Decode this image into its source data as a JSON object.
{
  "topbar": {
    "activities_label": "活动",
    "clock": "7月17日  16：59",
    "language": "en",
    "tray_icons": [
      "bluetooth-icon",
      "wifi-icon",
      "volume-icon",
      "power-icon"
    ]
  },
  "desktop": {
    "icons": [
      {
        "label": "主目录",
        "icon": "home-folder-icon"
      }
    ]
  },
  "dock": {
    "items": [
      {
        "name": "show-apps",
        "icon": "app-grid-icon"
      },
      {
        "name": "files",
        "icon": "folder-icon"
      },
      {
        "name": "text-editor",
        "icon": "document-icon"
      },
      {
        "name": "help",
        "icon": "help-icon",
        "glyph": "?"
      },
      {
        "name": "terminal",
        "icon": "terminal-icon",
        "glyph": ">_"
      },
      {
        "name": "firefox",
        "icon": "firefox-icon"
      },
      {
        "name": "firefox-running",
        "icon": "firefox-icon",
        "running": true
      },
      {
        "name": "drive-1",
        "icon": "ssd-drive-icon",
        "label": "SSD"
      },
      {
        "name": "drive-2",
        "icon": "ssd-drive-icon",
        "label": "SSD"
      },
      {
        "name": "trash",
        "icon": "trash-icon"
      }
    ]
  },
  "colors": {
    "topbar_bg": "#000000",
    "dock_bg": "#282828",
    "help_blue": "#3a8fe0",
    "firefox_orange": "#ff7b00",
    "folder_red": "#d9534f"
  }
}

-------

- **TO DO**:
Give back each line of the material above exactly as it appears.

- **SOLUTION**:
Decode this image into its source data as a JSON object.
{
  "topbar": {
    "activities_label": "活动",
    "clock": "7月17日  16：59",
    "language": "en",
    "tray_icons": [
      "bluetooth-icon",
      "wifi-icon",
      "volume-icon",
      "power-icon"
    ]
  },
  "desktop": {
    "icons": [
      {
        "label": "主目录",
        "icon": "home-folder-icon"
      }
    ]
  },
  "dock": {
    "items": [
      {
        "name": "show-apps",
        "icon": "app-grid-icon"
      },
      {
        "name": "files",
        "icon": "folder-icon"
      },
      {
        "name": "text-editor",
        "icon": "document-icon"
      },
      {
        "name": "help",
        "icon": "help-icon",
        "glyph": "?"
      },
      {
        "name": "terminal",
        "icon": "terminal-icon",
        "glyph": ">_"
      },
      {
        "name": "firefox",
        "icon": "firefox-icon"
      },
      {
        "name": "firefox-running",
        "icon": "firefox-icon",
        "running": true
      },
      {
        "name": "drive-1",
        "icon": "ssd-drive-icon",
        "label": "SSD"
      },
      {
        "name": "drive-2",
        "icon": "ssd-drive-icon",
        "label": "SSD"
      },
      {
        "name": "trash",
        "icon": "trash-icon"
      }
    ]
  },
  "colors": {
    "topbar_bg": "#000000",
    "dock_bg": "#282828",
    "help_blue": "#3a8fe0",
    "firefox_orange": "#ff7b00",
    "folder_red": "#d9534f"
  }
}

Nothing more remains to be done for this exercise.